“High school graduation,” I tell him. “So, it’s not exactly the biggest accomplishment in the world.” “Graduating near the top of your class with honors and however many academic and art scholarships you have, is though,” Kristina says. “I barely even passed my Senior year.”
“You were going through other stuff,” I remind her. “And now you’re halfway through your Journalism degree and on your way to other adventures, so I think you’re doing just fine…..” I roll my eyes to show that she is, as usual, setting the bar pretty high.
Adam puts his arm around her. “Beauty and brains run in the Smith family. As well as good taste in men.”
Kristina smiles at him. “Whatever, Charmer. This is Tess’s day.” She smiles at Clark. “And yours too.”
She waves her hand in front of her face then and blinks fast. “God. I can’t believe you’re moving to San Francisco soon, Tess. Art College.” She blinks away tears. “I’m going to miss you so much.”
I reach for Clark’s hand and squeeze it.
There’s an announcement over the speakers for all grads to report to the Source Room. “It’s time,” I say to Clark. I glance at Kristina, to make sure she’s okay but she’s smiling again and I know the bubbling over emotions are probably due to her pregnancy, too.
Adam reaches down and pats her bump. Kristina is young, and the baby unexpected, but it’s a miracle baby and everyone is thrilled. After her chemo and surgery, the doctor’s thought she couldn’t get pregnant and yet, here she is only a few weeks away from giving birth.
“I’m proud of you, Tess,” she says. She reaches out and hugs me. “You’re going to have an amazing time in San Francisco. But you better not leave until this baby is out of me. You’re going to be the best Auntie ever.”
I hug her back hard. I haven’t told her yet. That I’m not going to Art school after all. Everyone I love is right here in Tadita. In Washington State.
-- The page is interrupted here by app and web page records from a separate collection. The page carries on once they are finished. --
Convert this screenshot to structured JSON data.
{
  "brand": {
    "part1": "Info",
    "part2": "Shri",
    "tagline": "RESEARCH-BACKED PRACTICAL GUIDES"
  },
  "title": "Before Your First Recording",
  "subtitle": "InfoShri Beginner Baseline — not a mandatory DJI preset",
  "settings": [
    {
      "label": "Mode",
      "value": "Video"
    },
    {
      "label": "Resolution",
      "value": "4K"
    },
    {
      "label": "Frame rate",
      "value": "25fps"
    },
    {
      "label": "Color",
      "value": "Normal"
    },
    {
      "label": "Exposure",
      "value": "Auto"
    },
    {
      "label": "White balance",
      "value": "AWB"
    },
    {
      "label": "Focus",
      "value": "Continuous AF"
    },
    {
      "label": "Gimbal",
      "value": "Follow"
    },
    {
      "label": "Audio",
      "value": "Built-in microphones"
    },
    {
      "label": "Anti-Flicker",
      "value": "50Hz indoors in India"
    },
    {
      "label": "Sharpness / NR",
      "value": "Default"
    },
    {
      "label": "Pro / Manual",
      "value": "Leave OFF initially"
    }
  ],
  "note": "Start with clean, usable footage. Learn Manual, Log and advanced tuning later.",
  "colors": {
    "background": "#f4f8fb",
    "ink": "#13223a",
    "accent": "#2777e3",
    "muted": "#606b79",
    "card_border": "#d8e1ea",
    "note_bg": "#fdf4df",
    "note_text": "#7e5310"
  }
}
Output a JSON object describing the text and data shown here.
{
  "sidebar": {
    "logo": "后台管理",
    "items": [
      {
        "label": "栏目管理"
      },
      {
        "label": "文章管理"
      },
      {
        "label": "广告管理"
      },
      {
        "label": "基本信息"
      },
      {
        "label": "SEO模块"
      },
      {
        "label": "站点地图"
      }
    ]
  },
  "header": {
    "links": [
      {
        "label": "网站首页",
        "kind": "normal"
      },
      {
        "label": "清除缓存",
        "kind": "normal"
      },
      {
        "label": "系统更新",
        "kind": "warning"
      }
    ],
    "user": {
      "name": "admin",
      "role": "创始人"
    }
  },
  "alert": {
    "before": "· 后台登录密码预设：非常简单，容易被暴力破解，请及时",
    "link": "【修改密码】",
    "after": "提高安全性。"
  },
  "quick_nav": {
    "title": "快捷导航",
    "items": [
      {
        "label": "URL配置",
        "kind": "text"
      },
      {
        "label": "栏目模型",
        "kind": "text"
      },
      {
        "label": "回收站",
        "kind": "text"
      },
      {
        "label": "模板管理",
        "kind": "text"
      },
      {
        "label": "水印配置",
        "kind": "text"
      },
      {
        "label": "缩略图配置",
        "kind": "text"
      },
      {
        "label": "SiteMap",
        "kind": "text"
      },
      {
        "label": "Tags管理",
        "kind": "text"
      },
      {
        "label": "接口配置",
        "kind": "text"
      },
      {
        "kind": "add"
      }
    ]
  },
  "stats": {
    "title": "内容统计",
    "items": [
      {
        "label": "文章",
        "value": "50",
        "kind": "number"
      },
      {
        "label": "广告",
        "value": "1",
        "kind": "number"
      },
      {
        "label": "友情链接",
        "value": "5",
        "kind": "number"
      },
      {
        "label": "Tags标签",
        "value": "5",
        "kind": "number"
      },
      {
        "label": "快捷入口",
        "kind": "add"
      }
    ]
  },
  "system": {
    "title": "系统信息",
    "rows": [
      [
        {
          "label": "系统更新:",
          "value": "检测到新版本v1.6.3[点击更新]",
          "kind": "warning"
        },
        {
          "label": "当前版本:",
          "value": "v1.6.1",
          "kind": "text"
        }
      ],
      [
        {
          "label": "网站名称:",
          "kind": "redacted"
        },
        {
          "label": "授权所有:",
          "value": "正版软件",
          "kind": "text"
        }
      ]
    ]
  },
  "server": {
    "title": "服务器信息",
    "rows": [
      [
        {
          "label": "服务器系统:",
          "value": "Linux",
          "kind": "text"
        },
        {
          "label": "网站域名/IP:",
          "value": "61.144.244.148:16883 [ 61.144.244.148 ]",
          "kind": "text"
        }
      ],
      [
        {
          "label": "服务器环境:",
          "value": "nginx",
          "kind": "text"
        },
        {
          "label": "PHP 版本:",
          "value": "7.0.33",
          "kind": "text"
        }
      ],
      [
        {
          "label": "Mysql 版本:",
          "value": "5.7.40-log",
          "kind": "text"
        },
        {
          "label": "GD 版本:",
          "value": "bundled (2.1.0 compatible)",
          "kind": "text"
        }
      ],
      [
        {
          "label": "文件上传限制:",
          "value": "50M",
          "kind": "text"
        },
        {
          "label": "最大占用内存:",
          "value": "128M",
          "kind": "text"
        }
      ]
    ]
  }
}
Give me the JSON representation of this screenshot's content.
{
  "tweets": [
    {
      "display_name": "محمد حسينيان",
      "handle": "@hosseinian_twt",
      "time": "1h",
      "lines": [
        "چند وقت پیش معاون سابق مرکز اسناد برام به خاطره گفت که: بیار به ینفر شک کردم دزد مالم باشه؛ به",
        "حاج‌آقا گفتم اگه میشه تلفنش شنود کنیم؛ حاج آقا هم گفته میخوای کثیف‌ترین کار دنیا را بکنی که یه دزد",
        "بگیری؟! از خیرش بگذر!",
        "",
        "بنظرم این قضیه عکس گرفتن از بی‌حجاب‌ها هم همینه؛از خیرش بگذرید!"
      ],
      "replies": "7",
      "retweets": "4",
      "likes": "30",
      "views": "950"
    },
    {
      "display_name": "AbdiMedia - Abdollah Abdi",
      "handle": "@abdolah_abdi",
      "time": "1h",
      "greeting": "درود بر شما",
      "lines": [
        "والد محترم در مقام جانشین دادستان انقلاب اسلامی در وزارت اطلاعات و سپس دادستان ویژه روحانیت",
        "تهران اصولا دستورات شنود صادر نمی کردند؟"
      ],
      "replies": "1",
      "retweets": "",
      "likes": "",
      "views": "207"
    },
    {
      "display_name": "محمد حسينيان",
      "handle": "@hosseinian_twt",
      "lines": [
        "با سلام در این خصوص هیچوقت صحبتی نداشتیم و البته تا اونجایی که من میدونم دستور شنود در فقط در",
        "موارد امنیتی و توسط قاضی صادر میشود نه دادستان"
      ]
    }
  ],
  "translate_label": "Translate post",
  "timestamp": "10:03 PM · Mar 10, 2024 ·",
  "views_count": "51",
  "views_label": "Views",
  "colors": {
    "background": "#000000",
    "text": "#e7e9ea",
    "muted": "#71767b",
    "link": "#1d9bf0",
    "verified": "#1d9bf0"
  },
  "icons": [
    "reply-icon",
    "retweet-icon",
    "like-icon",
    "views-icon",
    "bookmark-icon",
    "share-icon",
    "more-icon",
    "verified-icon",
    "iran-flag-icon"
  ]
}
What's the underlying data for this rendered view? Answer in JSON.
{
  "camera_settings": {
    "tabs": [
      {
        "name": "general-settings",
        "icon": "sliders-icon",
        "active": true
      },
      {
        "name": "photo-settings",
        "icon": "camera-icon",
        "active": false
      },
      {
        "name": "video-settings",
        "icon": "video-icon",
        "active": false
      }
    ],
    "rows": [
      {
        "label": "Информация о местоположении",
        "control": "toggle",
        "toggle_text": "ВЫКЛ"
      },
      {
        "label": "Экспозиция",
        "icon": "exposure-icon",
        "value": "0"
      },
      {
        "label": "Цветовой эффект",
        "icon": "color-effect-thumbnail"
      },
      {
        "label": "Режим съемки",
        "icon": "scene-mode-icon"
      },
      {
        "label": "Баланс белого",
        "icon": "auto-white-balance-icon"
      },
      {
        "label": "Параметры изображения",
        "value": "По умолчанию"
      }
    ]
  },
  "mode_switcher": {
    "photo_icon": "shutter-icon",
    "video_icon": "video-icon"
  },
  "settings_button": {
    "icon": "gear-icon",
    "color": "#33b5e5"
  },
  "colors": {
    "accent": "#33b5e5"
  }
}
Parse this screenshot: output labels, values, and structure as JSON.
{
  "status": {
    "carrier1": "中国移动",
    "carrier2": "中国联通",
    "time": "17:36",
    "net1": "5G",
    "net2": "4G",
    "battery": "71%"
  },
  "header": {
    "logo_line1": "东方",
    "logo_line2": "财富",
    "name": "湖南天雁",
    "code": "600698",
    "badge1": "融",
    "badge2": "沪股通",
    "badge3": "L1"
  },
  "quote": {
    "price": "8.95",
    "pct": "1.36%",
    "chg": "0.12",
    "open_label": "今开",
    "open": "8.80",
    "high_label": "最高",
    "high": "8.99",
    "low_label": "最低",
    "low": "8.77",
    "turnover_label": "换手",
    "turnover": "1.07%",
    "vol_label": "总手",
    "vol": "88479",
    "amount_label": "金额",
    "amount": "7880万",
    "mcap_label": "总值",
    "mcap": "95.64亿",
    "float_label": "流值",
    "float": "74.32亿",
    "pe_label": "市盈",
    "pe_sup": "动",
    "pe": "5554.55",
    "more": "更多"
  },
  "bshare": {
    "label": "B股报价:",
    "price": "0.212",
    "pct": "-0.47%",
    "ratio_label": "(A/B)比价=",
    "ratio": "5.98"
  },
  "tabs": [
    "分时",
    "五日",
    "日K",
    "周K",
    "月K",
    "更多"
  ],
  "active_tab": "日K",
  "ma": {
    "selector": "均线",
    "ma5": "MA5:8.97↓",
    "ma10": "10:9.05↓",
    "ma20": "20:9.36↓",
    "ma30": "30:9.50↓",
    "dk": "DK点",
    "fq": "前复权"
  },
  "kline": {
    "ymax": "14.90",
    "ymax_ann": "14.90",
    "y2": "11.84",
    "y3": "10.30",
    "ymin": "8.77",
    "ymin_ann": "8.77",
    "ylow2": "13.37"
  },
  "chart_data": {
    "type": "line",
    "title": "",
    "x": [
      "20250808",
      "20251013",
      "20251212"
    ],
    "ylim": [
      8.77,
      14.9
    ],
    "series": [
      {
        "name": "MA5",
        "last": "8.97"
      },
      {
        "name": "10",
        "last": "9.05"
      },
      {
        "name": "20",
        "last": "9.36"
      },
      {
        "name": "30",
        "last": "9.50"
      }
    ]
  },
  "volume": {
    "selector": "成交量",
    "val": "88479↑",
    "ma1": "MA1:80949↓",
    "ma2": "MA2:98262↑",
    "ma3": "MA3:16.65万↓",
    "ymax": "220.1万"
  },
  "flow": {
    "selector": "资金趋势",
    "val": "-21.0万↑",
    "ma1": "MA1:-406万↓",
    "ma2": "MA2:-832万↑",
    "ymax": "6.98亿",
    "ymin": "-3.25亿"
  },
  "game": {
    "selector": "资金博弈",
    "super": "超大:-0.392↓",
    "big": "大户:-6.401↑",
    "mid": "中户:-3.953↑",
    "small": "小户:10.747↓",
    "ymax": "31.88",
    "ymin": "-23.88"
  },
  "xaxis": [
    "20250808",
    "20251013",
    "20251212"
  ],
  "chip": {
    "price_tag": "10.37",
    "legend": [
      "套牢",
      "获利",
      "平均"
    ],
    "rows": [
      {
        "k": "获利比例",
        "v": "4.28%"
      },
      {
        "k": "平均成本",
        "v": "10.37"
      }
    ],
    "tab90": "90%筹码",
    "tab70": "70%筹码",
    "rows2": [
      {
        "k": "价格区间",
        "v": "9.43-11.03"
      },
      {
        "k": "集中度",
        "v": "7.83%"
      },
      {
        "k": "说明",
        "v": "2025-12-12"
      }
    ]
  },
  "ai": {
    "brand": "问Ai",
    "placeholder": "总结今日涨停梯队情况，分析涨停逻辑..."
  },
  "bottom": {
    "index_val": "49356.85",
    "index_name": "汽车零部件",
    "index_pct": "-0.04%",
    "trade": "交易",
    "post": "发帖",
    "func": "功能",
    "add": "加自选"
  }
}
I’ve been doing a lot of thinking about what’s important to me. And what I want to do with my life. And I plan to tell everyone, soon starting with Clark.
But not tonight.